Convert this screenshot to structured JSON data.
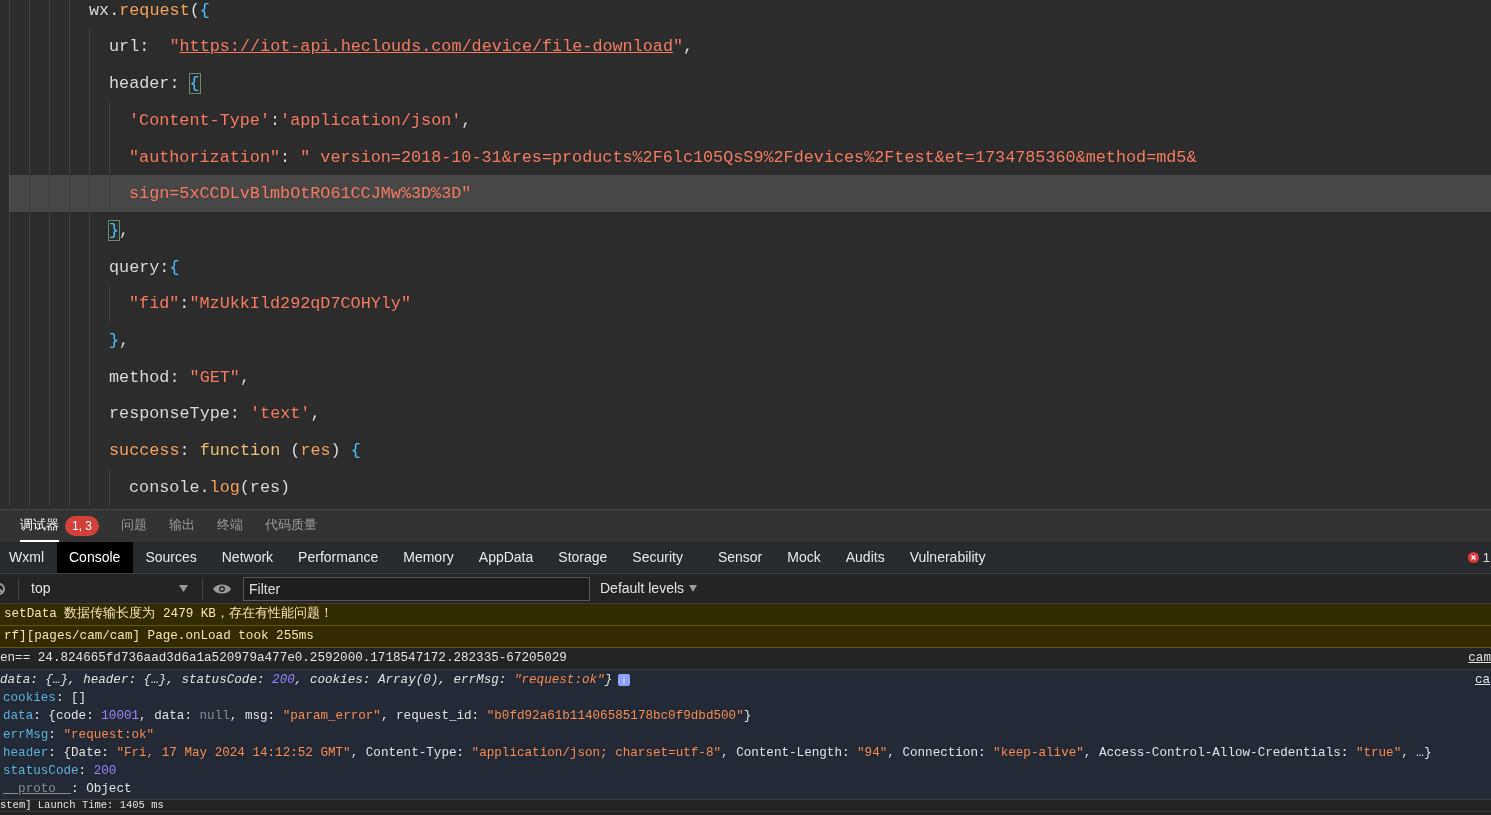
{
  "editor": {
    "lines": [
      {
        "highlighted": false,
        "tokens": [
          {
            "t": "wx.",
            "kind": "plain"
          },
          {
            "t": "request",
            "kind": "func"
          },
          {
            "t": "(",
            "kind": "plain"
          },
          {
            "t": "{",
            "kind": "bracket"
          }
        ],
        "children": [
          {
            "highlighted": false,
            "tokens": [
              {
                "t": "url:  ",
                "kind": "plain"
              },
              {
                "t": "\"",
                "kind": "str"
              },
              {
                "t": "https://iot-api.heclouds.com/device/file-download",
                "kind": "link"
              },
              {
                "t": "\"",
                "kind": "str"
              },
              {
                "t": ",",
                "kind": "plain"
              }
            ]
          },
          {
            "highlighted": false,
            "tokens": [
              {
                "t": "header: ",
                "kind": "plain"
              },
              {
                "t": "{",
                "kind": "match"
              }
            ],
            "children": [
              {
                "highlighted": false,
                "tokens": [
                  {
                    "t": "'Content-Type'",
                    "kind": "str"
                  },
                  {
                    "t": ":",
                    "kind": "plain"
                  },
                  {
                    "t": "'application/json'",
                    "kind": "str"
                  },
                  {
                    "t": ",",
                    "kind": "plain"
                  }
                ]
              },
              {
                "highlighted": false,
                "tokens": [
                  {
                    "t": "\"authorization\"",
                    "kind": "str"
                  },
                  {
                    "t": ": ",
                    "kind": "plain"
                  },
                  {
                    "t": "\" version=2018-10-31&res=products%2F6lc105QsS9%2Fdevices%2Ftest&et=1734785360&method=md5&",
                    "kind": "str"
                  }
                ]
              },
              {
                "highlighted": true,
                "tokens": [
                  {
                    "t": "sign=5xCCDLvBlmbOtRO61CCJMw%3D%3D\"",
                    "kind": "str"
                  }
                ]
              }
            ]
          },
          {
            "highlighted": false,
            "tokens": [
              {
                "t": "}",
                "kind": "match"
              },
              {
                "t": ",",
                "kind": "plain"
              }
            ]
          },
          {
            "highlighted": false,
            "tokens": [
              {
                "t": "query:",
                "kind": "plain"
              },
              {
                "t": "{",
                "kind": "bracket"
              }
            ],
            "children": [
              {
                "highlighted": false,
                "tokens": [
                  {
                    "t": "\"fid\"",
                    "kind": "str"
                  },
                  {
                    "t": ":",
                    "kind": "plain"
                  },
                  {
                    "t": "\"MzUkkIld292qD7COHYly\"",
                    "kind": "str"
                  }
                ]
              }
            ]
          },
          {
            "highlighted": false,
            "tokens": [
              {
                "t": "}",
                "kind": "bracket"
              },
              {
                "t": ",",
                "kind": "plain"
              }
            ]
          },
          {
            "highlighted": false,
            "tokens": [
              {
                "t": "method: ",
                "kind": "plain"
              },
              {
                "t": "\"GET\"",
                "kind": "str"
              },
              {
                "t": ",",
                "kind": "plain"
              }
            ]
          },
          {
            "highlighted": false,
            "tokens": [
              {
                "t": "responseType: ",
                "kind": "plain"
              },
              {
                "t": "'text'",
                "kind": "str"
              },
              {
                "t": ",",
                "kind": "plain"
              }
            ]
          },
          {
            "highlighted": false,
            "tokens": [
              {
                "t": "success",
                "kind": "func"
              },
              {
                "t": ": ",
                "kind": "plain"
              },
              {
                "t": "function",
                "kind": "keyword"
              },
              {
                "t": " (",
                "kind": "plain"
              },
              {
                "t": "res",
                "kind": "param"
              },
              {
                "t": ") ",
                "kind": "plain"
              },
              {
                "t": "{",
                "kind": "bracket"
              }
            ],
            "children": [
              {
                "highlighted": false,
                "tokens": [
                  {
                    "t": "console.",
                    "kind": "plain"
                  },
                  {
                    "t": "log",
                    "kind": "func"
                  },
                  {
                    "t": "(res)",
                    "kind": "plain"
                  }
                ]
              }
            ]
          }
        ]
      }
    ]
  },
  "bottom_panel": {
    "tabs": [
      {
        "label": "调试器",
        "selected": true,
        "badge": "1, 3"
      },
      {
        "label": "问题",
        "selected": false
      },
      {
        "label": "输出",
        "selected": false
      },
      {
        "label": "终端",
        "selected": false
      },
      {
        "label": "代码质量",
        "selected": false
      }
    ]
  },
  "devtools": {
    "tabs": [
      {
        "label": "Wxml",
        "selected": false
      },
      {
        "label": "Console",
        "selected": true
      },
      {
        "label": "Sources",
        "selected": false
      },
      {
        "label": "Network",
        "selected": false
      },
      {
        "label": "Performance",
        "selected": false
      },
      {
        "label": "Memory",
        "selected": false
      },
      {
        "label": "AppData",
        "selected": false
      },
      {
        "label": "Storage",
        "selected": false
      },
      {
        "label": "Security",
        "selected": false
      },
      {
        "label": "Sensor",
        "selected": false
      },
      {
        "label": "Mock",
        "selected": false
      },
      {
        "label": "Audits",
        "selected": false
      },
      {
        "label": "Vulnerability",
        "selected": false
      }
    ],
    "error_count": "1"
  },
  "console_toolbar": {
    "context": "top",
    "filter_placeholder": "Filter",
    "levels": "Default levels"
  },
  "console": {
    "messages": [
      {
        "kind": "warning",
        "text": "setData 数据传输长度为 2479 KB，存在有性能问题！"
      },
      {
        "kind": "warning",
        "text": "rf][pages/cam/cam] Page.onLoad took 255ms"
      },
      {
        "kind": "log",
        "text": "en== 24.824665fd736aad3d6a1a520979a477e0.2592000.1718547172.282335-67205029",
        "link": "cam"
      },
      {
        "kind": "object",
        "link": "ca",
        "summary": [
          {
            "t": "data: {…}, header: {…}, statusCode: ",
            "kind": "plain"
          },
          {
            "t": "200",
            "kind": "num"
          },
          {
            "t": ", cookies: Array(0), errMsg: ",
            "kind": "plain"
          },
          {
            "t": "\"request:ok\"",
            "kind": "str"
          },
          {
            "t": "}",
            "kind": "plain"
          }
        ],
        "lines": [
          {
            "tokens": [
              {
                "t": "cookies",
                "kind": "key"
              },
              {
                "t": ": []",
                "kind": "plain"
              }
            ]
          },
          {
            "tokens": [
              {
                "t": "data",
                "kind": "key"
              },
              {
                "t": ": {code: ",
                "kind": "plain"
              },
              {
                "t": "10001",
                "kind": "num"
              },
              {
                "t": ", data: ",
                "kind": "plain"
              },
              {
                "t": "null",
                "kind": "null"
              },
              {
                "t": ", msg: ",
                "kind": "plain"
              },
              {
                "t": "\"param_error\"",
                "kind": "str"
              },
              {
                "t": ", request_id: ",
                "kind": "plain"
              },
              {
                "t": "\"b0fd92a61b11406585178bc0f9dbd500\"",
                "kind": "str"
              },
              {
                "t": "}",
                "kind": "plain"
              }
            ]
          },
          {
            "tokens": [
              {
                "t": "errMsg",
                "kind": "key"
              },
              {
                "t": ": ",
                "kind": "plain"
              },
              {
                "t": "\"request:ok\"",
                "kind": "str"
              }
            ]
          },
          {
            "tokens": [
              {
                "t": "header",
                "kind": "key"
              },
              {
                "t": ": {Date: ",
                "kind": "plain"
              },
              {
                "t": "\"Fri, 17 May 2024 14:12:52 GMT\"",
                "kind": "str"
              },
              {
                "t": ", Content-Type: ",
                "kind": "plain"
              },
              {
                "t": "\"application/json; charset=utf-8\"",
                "kind": "str"
              },
              {
                "t": ", Content-Length: ",
                "kind": "plain"
              },
              {
                "t": "\"94\"",
                "kind": "str"
              },
              {
                "t": ", Connection: ",
                "kind": "plain"
              },
              {
                "t": "\"keep-alive\"",
                "kind": "str"
              },
              {
                "t": ", Access-Control-Allow-Credentials: ",
                "kind": "plain"
              },
              {
                "t": "\"true\"",
                "kind": "str"
              },
              {
                "t": ", …}",
                "kind": "plain"
              }
            ]
          },
          {
            "tokens": [
              {
                "t": "statusCode",
                "kind": "key"
              },
              {
                "t": ": ",
                "kind": "plain"
              },
              {
                "t": "200",
                "kind": "num"
              }
            ]
          },
          {
            "tokens": [
              {
                "t": "__proto__",
                "kind": "proto"
              },
              {
                "t": ": Object",
                "kind": "plain"
              }
            ]
          }
        ]
      },
      {
        "kind": "log",
        "text": "stem] Launch Time: 1405 ms"
      }
    ]
  }
}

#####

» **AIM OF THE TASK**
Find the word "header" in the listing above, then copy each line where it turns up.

» **ANSWER**
                "t": "header: ",
            "t": "data: {…}, header: {…}, statusCode: ",
                "t": "header",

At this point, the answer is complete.